Engaging your stakeholders through collaboration and communication helps to ensure adoption and improves process design
Business process analysis and redesign, and minimal customisation, are critical for ERP implementation success. In fact, Business process re-engineering and software configuration is cited as a critical success factor in a study* of ERP project success. Many organisations fail in this aspect of ERP implementation because they either minimise its importance or else they choose to avoid it, due to the major shifts in human, culture and organisational relationships that it demands.
Our take on this
Consider re-designing your current business processes to fit into the ERP system’s standard “best practice” approach. When considering or implementing a new system, businesses have an opportunity to re-think existing processes and possibly eliminate the ones that are no longer up-to-date or no longer fit their needs. This opens the door to exploring the possibility of adopting more optimal processes with the new ERP software.
Consider the added value of the new processes – adopt vs adapt – and how those will translate into benefits for the business.
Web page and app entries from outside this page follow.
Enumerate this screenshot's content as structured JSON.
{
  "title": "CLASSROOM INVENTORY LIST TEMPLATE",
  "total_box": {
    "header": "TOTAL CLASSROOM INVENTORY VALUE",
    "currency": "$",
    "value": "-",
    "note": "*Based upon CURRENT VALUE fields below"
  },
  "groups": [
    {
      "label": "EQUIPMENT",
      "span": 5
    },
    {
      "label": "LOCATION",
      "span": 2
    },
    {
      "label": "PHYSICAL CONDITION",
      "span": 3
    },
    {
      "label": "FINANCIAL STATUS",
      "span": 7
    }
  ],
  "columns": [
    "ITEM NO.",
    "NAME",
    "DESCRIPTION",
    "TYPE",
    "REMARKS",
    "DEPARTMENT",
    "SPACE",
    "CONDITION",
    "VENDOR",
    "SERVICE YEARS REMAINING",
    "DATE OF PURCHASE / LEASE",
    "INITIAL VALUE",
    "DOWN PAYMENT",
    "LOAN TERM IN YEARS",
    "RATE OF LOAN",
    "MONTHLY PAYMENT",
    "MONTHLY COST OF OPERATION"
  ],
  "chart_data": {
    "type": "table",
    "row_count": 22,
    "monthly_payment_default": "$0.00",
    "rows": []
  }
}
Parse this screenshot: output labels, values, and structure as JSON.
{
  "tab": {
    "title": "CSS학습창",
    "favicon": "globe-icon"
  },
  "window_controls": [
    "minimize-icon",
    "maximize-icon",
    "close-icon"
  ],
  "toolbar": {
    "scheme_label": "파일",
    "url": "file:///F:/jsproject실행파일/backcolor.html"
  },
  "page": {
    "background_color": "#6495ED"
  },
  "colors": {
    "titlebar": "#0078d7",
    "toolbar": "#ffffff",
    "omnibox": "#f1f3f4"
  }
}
The exercise of redesigning business processes also gives you the opportunity to address technical debt – the financial cost to, and loss of agility in, your business resulting from earlier decisions to save time or money on system upgrades or maintenance. This analysis will help to direct the business on where to invest in new technology or initiatives that will drive the business forward.
For it to be meaningful, an investment in ERP should add value by cutting costs, mitigating risks and enhancing return on investment (ROI). Business leaders will have to decide which processes will bring more revenue and which optimised processes can give them a competitive edge in their market.
Modern ERP systems have better workflows, as well as automation and integration capabilities, that can eliminate a lot of manual work that older systems may have forced on your business processes.
Stakeholders are the key to ERP implementation success
Like every new digital solution, ERP systems have a learning curve. Stakeholders will need some level of training to learn how to use them.
People are naturally resistant to change. Even if a system or tool is old and no longer fits the purpose or the business’s long-term objectives, stakeholders are comfortable working with them. Their knowledge and experience provide them with a feeling of comfort and security.
Employee engagement is vital. It’s a given that if stakeholders fully understand and readily adapt to the new ways of working, the system implementation will succeed, and the business will thrive.
If businesses go the extra mile to engage with stakeholders, listen to their concerns and feedback, and show them how they can be part of the business process change, then the project is already halfway to success.
Our take on this
Leaders or project sponsors should be able to explain how the new system will positively influence users’ daily tasks while also addressing possible concerns related to job loss.
Establish a solid and transparent line of communication, informing stakeholders of the possibility of change before the start of the ERP implementation, including them in the design and development process.
Leaders should be clear about the ERP system’s implementation objectives, the advantages of embracing the change and the possible challenges while keeping stakeholders informed of the project status throughout.
Using SynergERP’s implementation methodology (SIM) to encourage user buy-in
SIM is SynergERP’s implementation project methodology that applies agile and lean concepts in the information technology environment with a focus on the following key concepts:
- Frequent inspection and adaptation
- A leadership philosophy that encourages teamwork, self-organisation, and accountability
- A set of engineering best practices that allow for rapid delivery of high-quality projects
- A business approach that aligns development with customer needs and company goals
*1 Finney, S., Corbett, M. (2007). ERP implementation: a compilation and analysis of critical success factors, Business Process Management Journal, Vol. 13, No. 3, pp. 329-347.